Smith might be more consistent but One NFC scout said Cousins can take over games in a way Smith hasn’t done. The scout said that while Smith won’t “win you a game, he also won’t lose you a game.” The scout felt Smith was more consistent, but Cousins had flashes and “when he gets hot, he gets hot.” But he also pointed to Cousins’ lows. However, the scout liked Washington’s passing game and coach Jay Gruden’s playcalling, saying Smith would be a good fit. The Redskins have routes on one side of the field to beat man -- or a zone with man principles -- and the routes on the other side are designed to beat various zones. The quarterbacks here have always said: There’s an answer for everything. That helps any quarterback.

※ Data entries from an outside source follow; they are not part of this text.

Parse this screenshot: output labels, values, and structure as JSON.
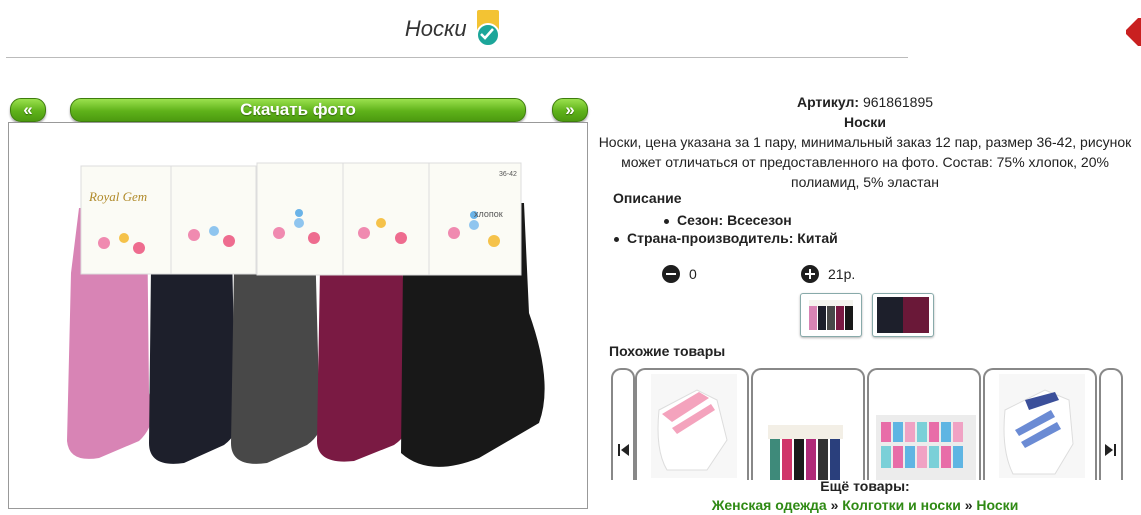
{
  "page": {
    "title": "Носки"
  },
  "gallery": {
    "prev_label": "«",
    "next_label": "»",
    "download_label": "Скачать фото",
    "packaging_brand": "Royal Gem",
    "packaging_word": "хлопок",
    "packaging_size": "36-42",
    "sock_colors": [
      "#d97fb4",
      "#1d1f2b",
      "#4a4a4a",
      "#7c1a44",
      "#1a1a1a"
    ]
  },
  "product": {
    "article_label": "Артикул:",
    "article_value": "961861895",
    "name": "Носки",
    "description": "Носки, цена указана за 1 пару, минимальный заказ 12 пар, размер 36-42, рисунок может отличаться от предоставленного на фото. Состав: 75% хлопок, 20% полиамид, 5% эластан",
    "desc_heading": "Описание",
    "props": [
      {
        "text": "Сезон: Всесезон"
      },
      {
        "text": "Страна-производитель: Китай"
      }
    ]
  },
  "order": {
    "quantity": "0",
    "price": "21р."
  },
  "similar": {
    "heading": "Похожие товары"
  },
  "more": {
    "title": "Ещё товары:",
    "crumbs": [
      {
        "label": "Женская одежда"
      },
      {
        "label": "Колготки и носки"
      },
      {
        "label": "Носки"
      }
    ],
    "separator": "»"
  }
}
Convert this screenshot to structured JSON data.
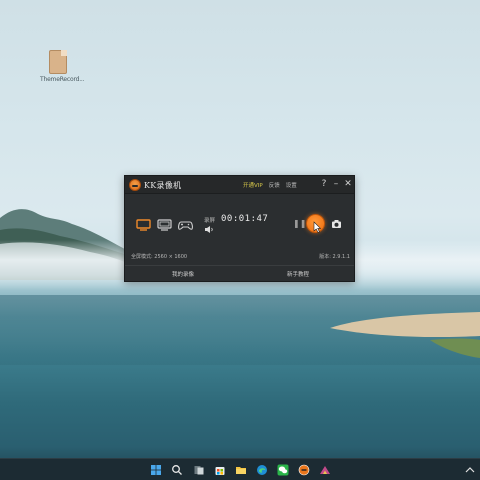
{
  "desktop": {
    "icon_label": "ThemeRecord..."
  },
  "window": {
    "title": "KK录像机",
    "links": {
      "open": "开通VIP",
      "feedback": "反馈",
      "settings": "设置"
    },
    "help": "?",
    "minimize": "–",
    "close": "✕",
    "record_label": "录屏",
    "timer": "00:01:47",
    "pause": "❚❚",
    "mode_info": "全屏模式: 2560 × 1600",
    "version": "版本: 2.9.1.1",
    "records_link": "我的录像",
    "tutorial_link": "新手教程"
  },
  "colors": {
    "accent_orange": "#ee6a0c",
    "vip_yellow": "#d6c74a",
    "window_bg": "#2b2e30",
    "taskbar_bg": "#1c2b33"
  }
}
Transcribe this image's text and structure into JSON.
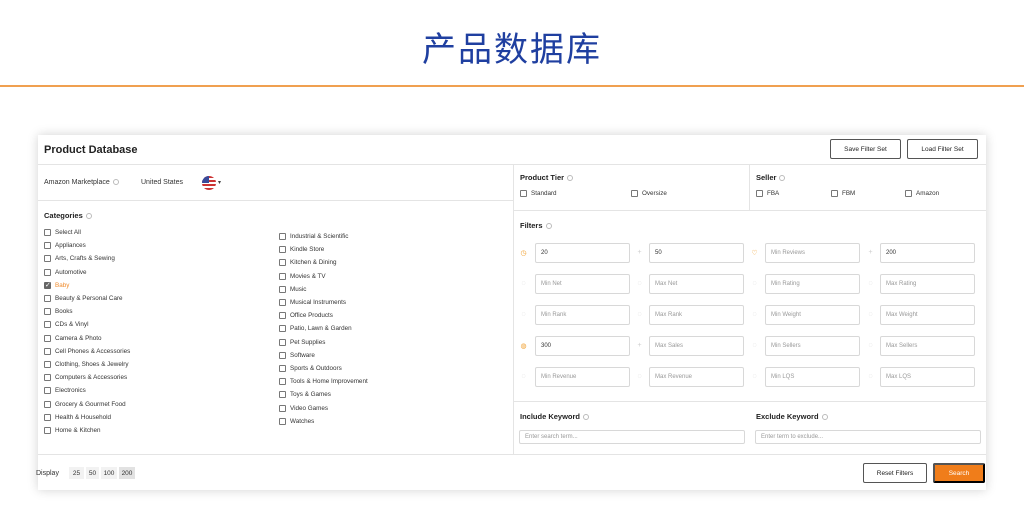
{
  "slide_title": "产品数据库",
  "header": {
    "title": "Product Database",
    "save_filter_set": "Save Filter Set",
    "load_filter_set": "Load Filter Set"
  },
  "marketplace": {
    "label": "Amazon Marketplace",
    "value": "United States"
  },
  "categories": {
    "title": "Categories",
    "col1": [
      "Select All",
      "Appliances",
      "Arts, Crafts & Sewing",
      "Automotive",
      "Baby",
      "Beauty & Personal Care",
      "Books",
      "CDs & Vinyl",
      "Camera & Photo",
      "Cell Phones & Accessories",
      "Clothing, Shoes & Jewelry",
      "Computers & Accessories",
      "Electronics",
      "Grocery & Gourmet Food",
      "Health & Household",
      "Home & Kitchen"
    ],
    "col2": [
      "Industrial & Scientific",
      "Kindle Store",
      "Kitchen & Dining",
      "Movies & TV",
      "Music",
      "Musical Instruments",
      "Office Products",
      "Patio, Lawn & Garden",
      "Pet Supplies",
      "Software",
      "Sports & Outdoors",
      "Tools & Home Improvement",
      "Toys & Games",
      "Video Games",
      "Watches"
    ],
    "checked": "Baby"
  },
  "product_tier": {
    "title": "Product Tier",
    "options": [
      "Standard",
      "Oversize"
    ]
  },
  "seller": {
    "title": "Seller",
    "options": [
      "FBA",
      "FBM",
      "Amazon"
    ]
  },
  "filters": {
    "title": "Filters",
    "rows": [
      [
        {
          "placeholder": "",
          "value": "20"
        },
        {
          "placeholder": "",
          "value": "50"
        },
        {
          "placeholder": "Min Reviews",
          "value": ""
        },
        {
          "placeholder": "",
          "value": "200"
        }
      ],
      [
        {
          "placeholder": "Min Net",
          "value": ""
        },
        {
          "placeholder": "Max Net",
          "value": ""
        },
        {
          "placeholder": "Min Rating",
          "value": ""
        },
        {
          "placeholder": "Max Rating",
          "value": ""
        }
      ],
      [
        {
          "placeholder": "Min Rank",
          "value": ""
        },
        {
          "placeholder": "Max Rank",
          "value": ""
        },
        {
          "placeholder": "Min Weight",
          "value": ""
        },
        {
          "placeholder": "Max Weight",
          "value": ""
        }
      ],
      [
        {
          "placeholder": "",
          "value": "300"
        },
        {
          "placeholder": "Max Sales",
          "value": ""
        },
        {
          "placeholder": "Min Sellers",
          "value": ""
        },
        {
          "placeholder": "Max Sellers",
          "value": ""
        }
      ],
      [
        {
          "placeholder": "Min Revenue",
          "value": ""
        },
        {
          "placeholder": "Max Revenue",
          "value": ""
        },
        {
          "placeholder": "Min LQS",
          "value": ""
        },
        {
          "placeholder": "Max LQS",
          "value": ""
        }
      ]
    ]
  },
  "keywords": {
    "include_title": "Include Keyword",
    "include_placeholder": "Enter search term...",
    "exclude_title": "Exclude Keyword",
    "exclude_placeholder": "Enter term to exclude..."
  },
  "footer": {
    "display_label": "Display",
    "display_options": [
      "25",
      "50",
      "100",
      "200"
    ],
    "display_selected": "200",
    "reset_label": "Reset Filters",
    "search_label": "Search"
  },
  "colors": {
    "accent": "#f07d1a",
    "title_blue": "#1f3fa0"
  }
}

Smith doesn’t turn it over as much. He did not throw the ball as much as Cousins did, but in five years with the Chiefs, Smith threw a combined 33 interceptions -- with a high of eight. Cousins threw 36 interceptions in three seasons as a starter; he also threw 81 touchdown passes (20 more than Smith in those three years).
Gruden’s system has a lot of checkdowns. Cousins operated well with those and Smith has as well in previous stops. Both quarterbacks have been knocked for passing up possible bigger gains and instead throwing short. The Redskins felt Cousins did that too much this past season; they might still gain 10 yards on a play but coaches felt 20 was available. Gruden even said he wanted Cousins to take more chances in practice. Smith has not been known as an aggressive downfield thrower.

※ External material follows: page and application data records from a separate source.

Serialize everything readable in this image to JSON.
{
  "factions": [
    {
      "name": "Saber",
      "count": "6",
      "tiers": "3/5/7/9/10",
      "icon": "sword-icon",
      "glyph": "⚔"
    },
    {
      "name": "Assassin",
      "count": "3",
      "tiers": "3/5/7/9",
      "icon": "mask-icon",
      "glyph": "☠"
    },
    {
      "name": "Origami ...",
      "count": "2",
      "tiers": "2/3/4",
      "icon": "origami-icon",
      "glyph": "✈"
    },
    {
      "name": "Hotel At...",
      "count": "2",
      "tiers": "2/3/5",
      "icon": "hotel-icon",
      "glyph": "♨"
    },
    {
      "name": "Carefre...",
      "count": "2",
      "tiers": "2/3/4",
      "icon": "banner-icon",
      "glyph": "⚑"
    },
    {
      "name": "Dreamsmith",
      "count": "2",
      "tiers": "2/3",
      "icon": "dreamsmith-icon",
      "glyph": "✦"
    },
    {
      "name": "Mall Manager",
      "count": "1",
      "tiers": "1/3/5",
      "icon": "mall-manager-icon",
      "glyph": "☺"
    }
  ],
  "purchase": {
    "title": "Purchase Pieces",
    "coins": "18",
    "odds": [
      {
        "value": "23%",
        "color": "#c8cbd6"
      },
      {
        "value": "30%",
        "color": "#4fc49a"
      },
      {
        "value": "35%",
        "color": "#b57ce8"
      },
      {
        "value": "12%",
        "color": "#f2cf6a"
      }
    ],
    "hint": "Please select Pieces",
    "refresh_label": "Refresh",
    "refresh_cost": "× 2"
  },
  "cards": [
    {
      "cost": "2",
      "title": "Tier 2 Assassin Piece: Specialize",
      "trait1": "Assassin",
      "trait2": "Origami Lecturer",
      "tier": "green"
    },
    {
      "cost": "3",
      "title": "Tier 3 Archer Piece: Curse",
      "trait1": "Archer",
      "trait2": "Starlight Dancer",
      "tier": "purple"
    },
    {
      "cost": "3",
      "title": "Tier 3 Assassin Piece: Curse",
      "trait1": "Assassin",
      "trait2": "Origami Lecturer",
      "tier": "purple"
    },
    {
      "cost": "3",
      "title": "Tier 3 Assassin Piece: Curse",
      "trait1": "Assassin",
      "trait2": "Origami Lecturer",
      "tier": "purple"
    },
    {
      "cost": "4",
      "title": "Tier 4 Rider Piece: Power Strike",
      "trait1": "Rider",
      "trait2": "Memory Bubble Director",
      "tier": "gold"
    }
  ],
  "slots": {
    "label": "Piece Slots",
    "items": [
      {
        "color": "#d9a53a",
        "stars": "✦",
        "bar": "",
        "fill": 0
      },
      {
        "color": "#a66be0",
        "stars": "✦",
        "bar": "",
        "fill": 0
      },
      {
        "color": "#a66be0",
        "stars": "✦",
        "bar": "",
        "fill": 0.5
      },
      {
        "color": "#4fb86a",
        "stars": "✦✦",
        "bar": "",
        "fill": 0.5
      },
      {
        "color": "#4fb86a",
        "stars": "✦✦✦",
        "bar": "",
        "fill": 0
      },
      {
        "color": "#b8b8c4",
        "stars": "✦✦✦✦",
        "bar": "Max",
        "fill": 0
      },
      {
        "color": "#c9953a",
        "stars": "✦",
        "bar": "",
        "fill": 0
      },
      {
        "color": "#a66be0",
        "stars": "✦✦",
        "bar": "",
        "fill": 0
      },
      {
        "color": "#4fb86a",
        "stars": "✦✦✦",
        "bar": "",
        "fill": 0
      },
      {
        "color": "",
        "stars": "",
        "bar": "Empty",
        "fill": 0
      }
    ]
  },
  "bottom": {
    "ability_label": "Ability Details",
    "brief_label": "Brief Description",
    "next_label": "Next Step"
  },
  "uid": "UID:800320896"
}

Though some wondered how well the system fit Smith, others did not. Smith played for Reid, who comes from the same coaching tree as Jon Gruden, who is, of course, the brother of Jay Gruden. The point: There are similarities between Reid’s system and Gruden’s. “The system fits him,” one talent evaluator said. “I guarantee that’s one reason why they did this; Jay knows what he wants.”

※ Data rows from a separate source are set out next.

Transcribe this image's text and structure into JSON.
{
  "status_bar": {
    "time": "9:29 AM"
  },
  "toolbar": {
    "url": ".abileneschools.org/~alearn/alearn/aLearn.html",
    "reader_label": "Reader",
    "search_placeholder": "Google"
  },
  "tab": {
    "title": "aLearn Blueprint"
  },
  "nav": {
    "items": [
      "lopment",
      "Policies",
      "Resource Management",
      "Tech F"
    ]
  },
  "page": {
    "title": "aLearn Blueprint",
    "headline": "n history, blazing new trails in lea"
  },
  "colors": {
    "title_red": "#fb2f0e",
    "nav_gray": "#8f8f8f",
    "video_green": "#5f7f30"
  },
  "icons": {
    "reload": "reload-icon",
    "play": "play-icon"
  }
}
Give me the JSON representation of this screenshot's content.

He can change the launch point. Smith might not be considered a natural thrower like Cousins, but because of his better mobility, he can change the launch angle on his throws. One coach liked that Cousins’ ability to throw quicker could be the difference in gaining yards after the catch by receivers. In the past three seasons, however, Smith’s receivers averaged 4.76 yards after the catch (eighth in the NFL) compared to 4.41 yards for Cousins’ wideouts (21st). Almost the entire difference stemmed from Smith leading the NFL in that category in 2017.
Gruden will have to use more bootlegs. The book on Gruden is that he likes pocket passers, mainly because that’s what he has had in the NFL with Andy Dalton and Cousins. But don’t forget: Gruden does like Colt McCoy a lot, who is adept on the move. And when he had Robert Griffin III, Gruden could have lived with his issues in the pocket -- if he felt he made better decisions on the move. Gruden has wanted more off-schedule plays, which Smith can provide. In Kansas City, Smith had 13 gains of 20 yards or more. In the past three years, he rushed for 664 more yards than Cousins. Of course, Cousins threw for 2,146 more yards -- in 225 more attempts.
The bottom line: Neither quarterback will carry an offense. The Redskins are well aware they need to add more on offense to provide Smith the best opportunity. "You can win with him," the evaluator said. "But you won't win with him throwing 35 times a game." One note to that: The Chiefs went 8-5 the past two years when Smith attempted 35 or more passes.